**ASSIGNMENT**: Copy each entry below verbatim. Skip the pictures.

**App and web page records**:
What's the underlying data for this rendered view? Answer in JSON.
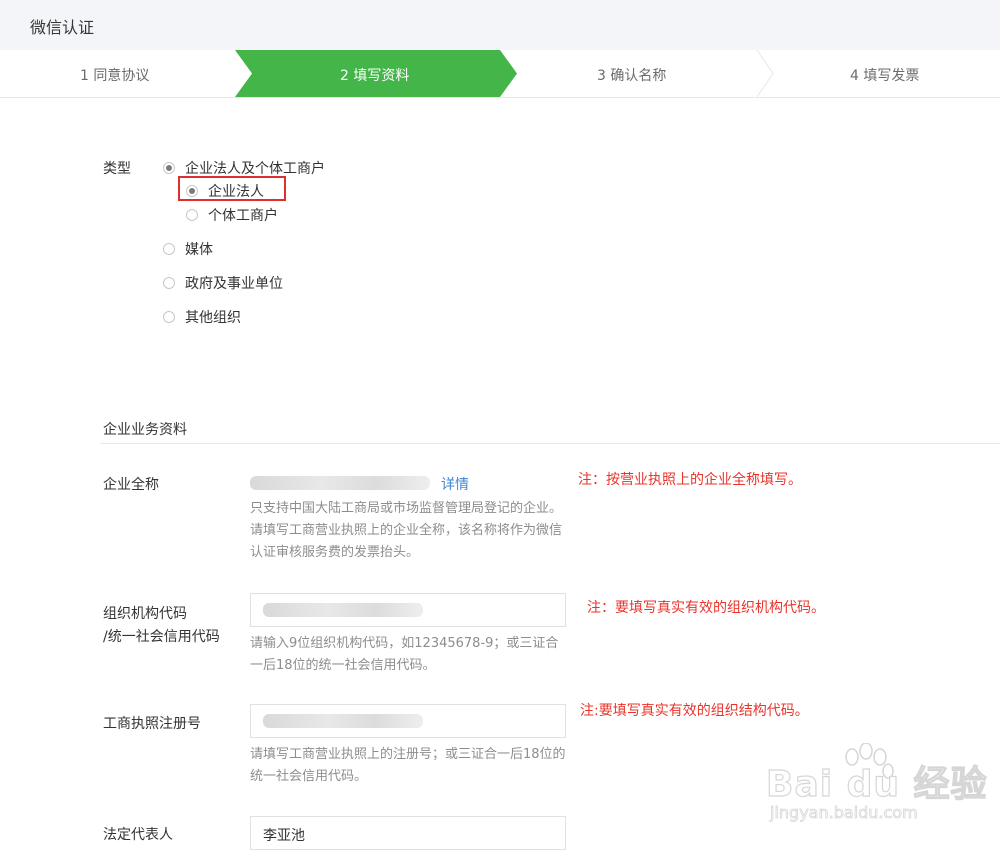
{
  "window": {
    "title": "微信认证"
  },
  "steps": [
    {
      "label": "1 同意协议",
      "active": false
    },
    {
      "label": "2 填写资料",
      "active": true
    },
    {
      "label": "3 确认名称",
      "active": false
    },
    {
      "label": "4 填写发票",
      "active": false
    }
  ],
  "colors": {
    "accent": "#44b549",
    "note": "#e8342b",
    "link": "#3d86d9",
    "highlight_border": "#e02e2e"
  },
  "type_section": {
    "label": "类型",
    "options": [
      {
        "label": "企业法人及个体工商户",
        "checked": true
      },
      {
        "label": "媒体",
        "checked": false
      },
      {
        "label": "政府及事业单位",
        "checked": false
      },
      {
        "label": "其他组织",
        "checked": false
      }
    ],
    "sub_options": [
      {
        "label": "企业法人",
        "checked": true
      },
      {
        "label": "个体工商户",
        "checked": false
      }
    ]
  },
  "business_section": {
    "title": "企业业务资料",
    "company_name": {
      "label": "企业全称",
      "link": "详情",
      "hint": "只支持中国大陆工商局或市场监督管理局登记的企业。请填写工商营业执照上的企业全称，该名称将作为微信认证审核服务费的发票抬头。",
      "note": "注：按营业执照上的企业全称填写。"
    },
    "org_code": {
      "label_line1": "组织机构代码",
      "label_line2": "/统一社会信用代码",
      "hint": "请输入9位组织机构代码，如12345678-9；或三证合一后18位的统一社会信用代码。",
      "note": "注：要填写真实有效的组织机构代码。"
    },
    "registration_no": {
      "label": "工商执照注册号",
      "hint": "请填写工商营业执照上的注册号；或三证合一后18位的统一社会信用代码。",
      "note": "注:要填写真实有效的组织结构代码。"
    },
    "legal_rep": {
      "label": "法定代表人",
      "value": "李亚池"
    }
  },
  "watermark": {
    "brand": "Bai du 经验",
    "url": "jingyan.baidu.com",
    "icon": "paw-icon"
  }
}
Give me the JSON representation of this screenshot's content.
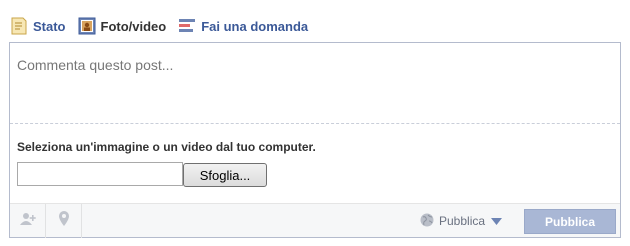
{
  "tabs": [
    {
      "label": "Stato",
      "icon": "status-note-icon",
      "active": false
    },
    {
      "label": "Foto/video",
      "icon": "photo-video-icon",
      "active": true
    },
    {
      "label": "Fai una domanda",
      "icon": "question-poll-icon",
      "active": false
    }
  ],
  "composer": {
    "placeholder": "Commenta questo post...",
    "upload_label": "Seleziona un'immagine o un video dal tuo computer.",
    "file_value": "",
    "browse_label": "Sfoglia..."
  },
  "footer": {
    "tag_icon": "add-person-icon",
    "location_icon": "location-pin-icon",
    "audience_icon": "globe-icon",
    "audience_label": "Pubblica",
    "post_label": "Pubblica"
  },
  "colors": {
    "link_blue": "#3b5998",
    "post_button_disabled": "#a9b7d5",
    "border": "#b4bbcd"
  }
}
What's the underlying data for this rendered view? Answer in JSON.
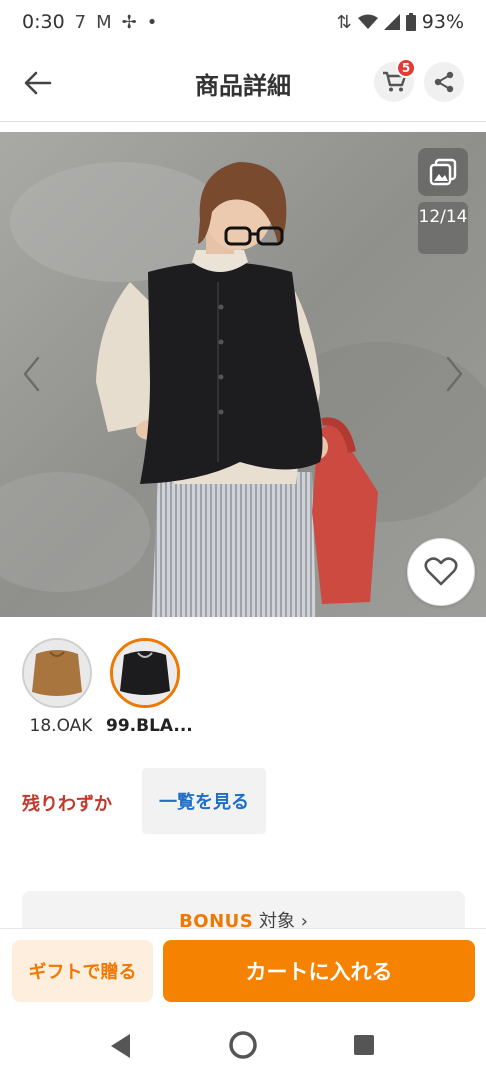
{
  "status_bar": {
    "time": "0:30",
    "icons": [
      "notification-7-icon",
      "gmail-icon",
      "pinwheel-icon",
      "dot-icon"
    ],
    "right_icons": [
      "data-arrows-icon",
      "wifi-icon",
      "signal-icon",
      "battery-icon"
    ],
    "battery": "93%"
  },
  "header": {
    "title": "商品詳細",
    "cart_count": "5"
  },
  "hero": {
    "counter": "12/14"
  },
  "swatches": [
    {
      "label": "18.OAK",
      "selected": false
    },
    {
      "label": "99.BLA...",
      "selected": true
    }
  ],
  "stock": {
    "status": "残りわずか",
    "list_button": "一覧を見る"
  },
  "bonus": {
    "word": "BONUS",
    "suffix": "対象",
    "chevron": "›"
  },
  "actions": {
    "gift": "ギフトで贈る",
    "add_to_cart": "カートに入れる"
  },
  "colors": {
    "accent": "#f58200",
    "badge": "#e53935",
    "stock_red": "#c0392b",
    "link_blue": "#1e6fc8"
  }
}
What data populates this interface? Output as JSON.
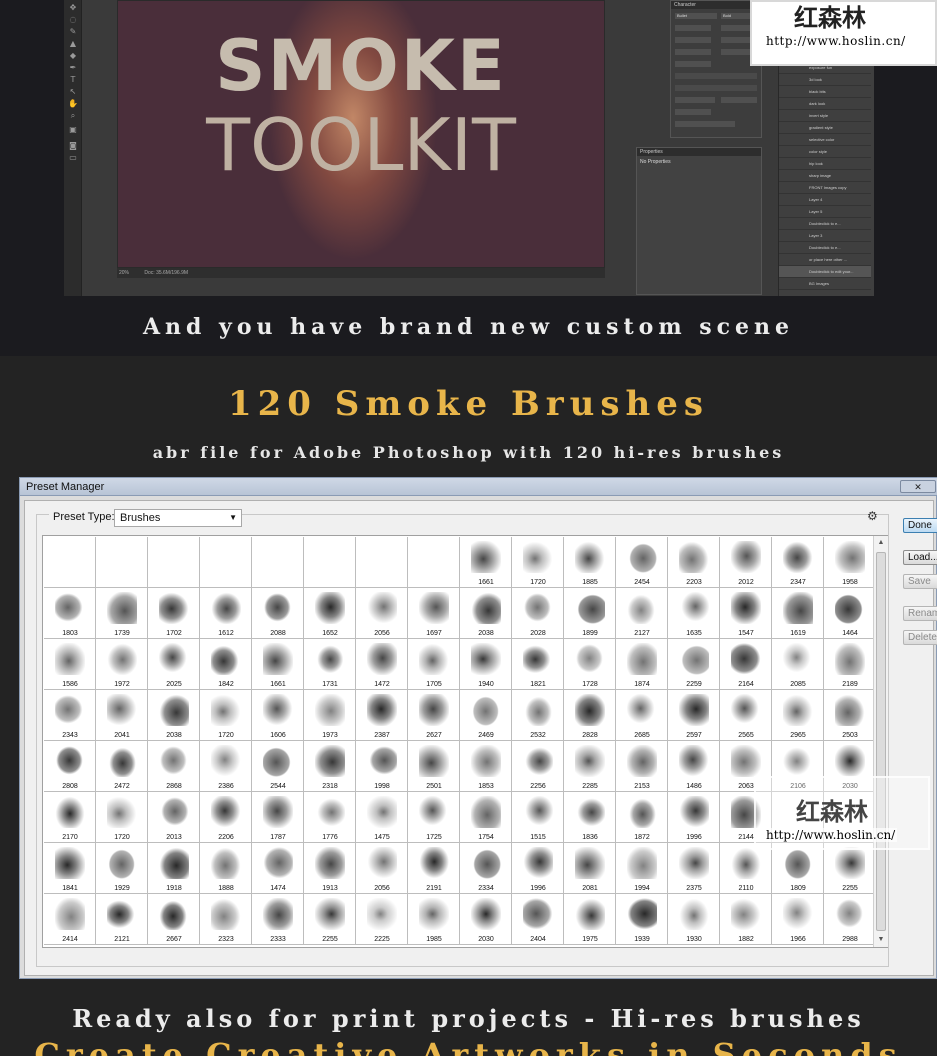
{
  "top": {
    "artwork": {
      "line1": "SMOKE",
      "line2": "TOOLKIT"
    },
    "status": {
      "zoom": "20%",
      "doc": "Doc: 35.6M/196.9M"
    },
    "character_panel": {
      "title": "Character",
      "font": "Bullet",
      "style": "Bold"
    },
    "properties_panel": {
      "title": "Properties",
      "subtitle": "No Properties"
    },
    "layers": [
      "soft",
      "folder image",
      "Foggy",
      "Amber",
      "exposure fun",
      "3d look",
      "black bits",
      "dark look",
      "invert style",
      "gradient style",
      "selective color",
      "color style",
      "hip look",
      "sharp image",
      "FRONT Images copy",
      "Layer 4",
      "Layer 5",
      "Doubleclick to e...",
      "Layer 3",
      "Doubleclick to e...",
      "or place here other ...",
      "Doubleclick to edit your...",
      "BG Images"
    ],
    "watermark": {
      "cn": "红森林",
      "url": "http://www.hoslin.cn/"
    },
    "caption": "And you have brand new custom scene"
  },
  "brushes": {
    "heading": "120 Smoke Brushes",
    "subheading": "abr file for Adobe Photoshop with 120 hi-res brushes"
  },
  "preset_manager": {
    "title": "Preset Manager",
    "preset_type_label": "Preset Type:",
    "preset_type_value": "Brushes",
    "buttons": {
      "done": "Done",
      "load": "Load...",
      "save": "Save Set...",
      "rename": "Rename...",
      "delete": "Delete"
    },
    "rows": [
      [
        "",
        "",
        "",
        "",
        "",
        "",
        "",
        "",
        "1661",
        "1720",
        "1885",
        "2454",
        "2203",
        "2012",
        "2347",
        "1958"
      ],
      [
        "1803",
        "1739",
        "1702",
        "1612",
        "2088",
        "1652",
        "2056",
        "1697",
        "2038",
        "2028",
        "1899",
        "2127",
        "1635",
        "1547",
        "1619",
        "1464"
      ],
      [
        "1586",
        "1972",
        "2025",
        "1842",
        "1661",
        "1731",
        "1472",
        "1705",
        "1940",
        "1821",
        "1728",
        "1874",
        "2259",
        "2164",
        "2085",
        "2189"
      ],
      [
        "2343",
        "2041",
        "2038",
        "1720",
        "1606",
        "1973",
        "2387",
        "2627",
        "2469",
        "2532",
        "2828",
        "2685",
        "2597",
        "2565",
        "2965",
        "2503"
      ],
      [
        "2808",
        "2472",
        "2868",
        "2386",
        "2544",
        "2318",
        "1998",
        "2501",
        "1853",
        "2256",
        "2285",
        "2153",
        "1486",
        "2063",
        "2106",
        "2030"
      ],
      [
        "2170",
        "1720",
        "2013",
        "2206",
        "1787",
        "1776",
        "1475",
        "1725",
        "1754",
        "1515",
        "1836",
        "1872",
        "1996",
        "2144",
        "",
        ""
      ],
      [
        "1841",
        "1929",
        "1918",
        "1888",
        "1474",
        "1913",
        "2056",
        "2191",
        "2334",
        "1996",
        "2081",
        "1994",
        "2375",
        "2110",
        "1809",
        "2255"
      ],
      [
        "2414",
        "2121",
        "2667",
        "2323",
        "2333",
        "2255",
        "2225",
        "1985",
        "2030",
        "2404",
        "1975",
        "1939",
        "1930",
        "1882",
        "1966",
        "2988"
      ]
    ]
  },
  "watermark_mid": {
    "cn": "红森林",
    "url": "http://www.hoslin.cn/"
  },
  "footer": {
    "caption1": "Ready also for print projects - Hi-res brushes",
    "caption2": "Create Creative Artworks in Seconds"
  }
}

**RESPONSE TO THIS EXERCISE**:
What's the underlying data for this rendered view? Answer in JSON.
{
  "window": {
    "title": "微信认证"
  },
  "steps": [
    {
      "label": "1 同意协议",
      "active": false
    },
    {
      "label": "2 填写资料",
      "active": true
    },
    {
      "label": "3 确认名称",
      "active": false
    },
    {
      "label": "4 填写发票",
      "active": false
    }
  ],
  "colors": {
    "accent": "#44b549",
    "note": "#e8342b",
    "link": "#3d86d9",
    "highlight_border": "#e02e2e"
  },
  "type_section": {
    "label": "类型",
    "options": [
      {
        "label": "企业法人及个体工商户",
        "checked": true
      },
      {
        "label": "媒体",
        "checked": false
      },
      {
        "label": "政府及事业单位",
        "checked": false
      },
      {
        "label": "其他组织",
        "checked": false
      }
    ],
    "sub_options": [
      {
        "label": "企业法人",
        "checked": true
      },
      {
        "label": "个体工商户",
        "checked": false
      }
    ]
  },
  "business_section": {
    "title": "企业业务资料",
    "company_name": {
      "label": "企业全称",
      "link": "详情",
      "hint": "只支持中国大陆工商局或市场监督管理局登记的企业。请填写工商营业执照上的企业全称，该名称将作为微信认证审核服务费的发票抬头。",
      "note": "注：按营业执照上的企业全称填写。"
    },
    "org_code": {
      "label_line1": "组织机构代码",
      "label_line2": "/统一社会信用代码",
      "hint": "请输入9位组织机构代码，如12345678-9；或三证合一后18位的统一社会信用代码。",
      "note": "注：要填写真实有效的组织机构代码。"
    },
    "registration_no": {
      "label": "工商执照注册号",
      "hint": "请填写工商营业执照上的注册号；或三证合一后18位的统一社会信用代码。",
      "note": "注:要填写真实有效的组织结构代码。"
    },
    "legal_rep": {
      "label": "法定代表人",
      "value": "李亚池"
    }
  },
  "watermark": {
    "brand": "Bai du 经验",
    "url": "jingyan.baidu.com",
    "icon": "paw-icon"
  }
}
Give me the JSON representation of this screenshot's content.
{
  "tabs": [
    {
      "label": "Stato",
      "icon": "status-note-icon",
      "active": false
    },
    {
      "label": "Foto/video",
      "icon": "photo-video-icon",
      "active": true
    },
    {
      "label": "Fai una domanda",
      "icon": "question-poll-icon",
      "active": false
    }
  ],
  "composer": {
    "placeholder": "Commenta questo post...",
    "upload_label": "Seleziona un'immagine o un video dal tuo computer.",
    "file_value": "",
    "browse_label": "Sfoglia..."
  },
  "footer": {
    "tag_icon": "add-person-icon",
    "location_icon": "location-pin-icon",
    "audience_icon": "globe-icon",
    "audience_label": "Pubblica",
    "post_label": "Pubblica"
  },
  "colors": {
    "link_blue": "#3b5998",
    "post_button_disabled": "#a9b7d5",
    "border": "#b4bbcd"
  }
}
What's the underlying data for this rendered view? Answer in JSON.
{
  "status_bar": {
    "time": "0:30",
    "icons": [
      "notification-7-icon",
      "gmail-icon",
      "pinwheel-icon",
      "dot-icon"
    ],
    "right_icons": [
      "data-arrows-icon",
      "wifi-icon",
      "signal-icon",
      "battery-icon"
    ],
    "battery": "93%"
  },
  "header": {
    "title": "商品詳細",
    "cart_count": "5"
  },
  "hero": {
    "counter": "12/14"
  },
  "swatches": [
    {
      "label": "18.OAK",
      "selected": false
    },
    {
      "label": "99.BLA...",
      "selected": true
    }
  ],
  "stock": {
    "status": "残りわずか",
    "list_button": "一覧を見る"
  },
  "bonus": {
    "word": "BONUS",
    "suffix": "対象",
    "chevron": "›"
  },
  "actions": {
    "gift": "ギフトで贈る",
    "add_to_cart": "カートに入れる"
  },
  "colors": {
    "accent": "#f58200",
    "badge": "#e53935",
    "stock_red": "#c0392b",
    "link_blue": "#1e6fc8"
  }
}
What data populates this interface? Output as JSON.
{
  "top": {
    "artwork": {
      "line1": "SMOKE",
      "line2": "TOOLKIT"
    },
    "status": {
      "zoom": "20%",
      "doc": "Doc: 35.6M/196.9M"
    },
    "character_panel": {
      "title": "Character",
      "font": "Bullet",
      "style": "Bold"
    },
    "properties_panel": {
      "title": "Properties",
      "subtitle": "No Properties"
    },
    "layers": [
      "soft",
      "folder image",
      "Foggy",
      "Amber",
      "exposure fun",
      "3d look",
      "black bits",
      "dark look",
      "invert style",
      "gradient style",
      "selective color",
      "color style",
      "hip look",
      "sharp image",
      "FRONT Images copy",
      "Layer 4",
      "Layer 5",
      "Doubleclick to e...",
      "Layer 3",
      "Doubleclick to e...",
      "or place here other ...",
      "Doubleclick to edit your...",
      "BG Images"
    ],
    "watermark": {
      "cn": "红森林",
      "url": "http://www.hoslin.cn/"
    },
    "caption": "And you have brand new custom scene"
  },
  "brushes": {
    "heading": "120 Smoke Brushes",
    "subheading": "abr file for Adobe Photoshop with 120 hi-res brushes"
  },
  "preset_manager": {
    "title": "Preset Manager",
    "preset_type_label": "Preset Type:",
    "preset_type_value": "Brushes",
    "buttons": {
      "done": "Done",
      "load": "Load...",
      "save": "Save Set...",
      "rename": "Rename...",
      "delete": "Delete"
    },
    "rows": [
      [
        "",
        "",
        "",
        "",
        "",
        "",
        "",
        "",
        "1661",
        "1720",
        "1885",
        "2454",
        "2203",
        "2012",
        "2347",
        "1958"
      ],
      [
        "1803",
        "1739",
        "1702",
        "1612",
        "2088",
        "1652",
        "2056",
        "1697",
        "2038",
        "2028",
        "1899",
        "2127",
        "1635",
        "1547",
        "1619",
        "1464"
      ],
      [
        "1586",
        "1972",
        "2025",
        "1842",
        "1661",
        "1731",
        "1472",
        "1705",
        "1940",
        "1821",
        "1728",
        "1874",
        "2259",
        "2164",
        "2085",
        "2189"
      ],
      [
        "2343",
        "2041",
        "2038",
        "1720",
        "1606",
        "1973",
        "2387",
        "2627",
        "2469",
        "2532",
        "2828",
        "2685",
        "2597",
        "2565",
        "2965",
        "2503"
      ],
      [
        "2808",
        "2472",
        "2868",
        "2386",
        "2544",
        "2318",
        "1998",
        "2501",
        "1853",
        "2256",
        "2285",
        "2153",
        "1486",
        "2063",
        "2106",
        "2030"
      ],
      [
        "2170",
        "1720",
        "2013",
        "2206",
        "1787",
        "1776",
        "1475",
        "1725",
        "1754",
        "1515",
        "1836",
        "1872",
        "1996",
        "2144",
        "",
        ""
      ],
      [
        "1841",
        "1929",
        "1918",
        "1888",
        "1474",
        "1913",
        "2056",
        "2191",
        "2334",
        "1996",
        "2081",
        "1994",
        "2375",
        "2110",
        "1809",
        "2255"
      ],
      [
        "2414",
        "2121",
        "2667",
        "2323",
        "2333",
        "2255",
        "2225",
        "1985",
        "2030",
        "2404",
        "1975",
        "1939",
        "1930",
        "1882",
        "1966",
        "2988"
      ]
    ]
  },
  "watermark_mid": {
    "cn": "红森林",
    "url": "http://www.hoslin.cn/"
  },
  "footer": {
    "caption1": "Ready also for print projects - Hi-res brushes",
    "caption2": "Create Creative Artworks in Seconds"
  }
}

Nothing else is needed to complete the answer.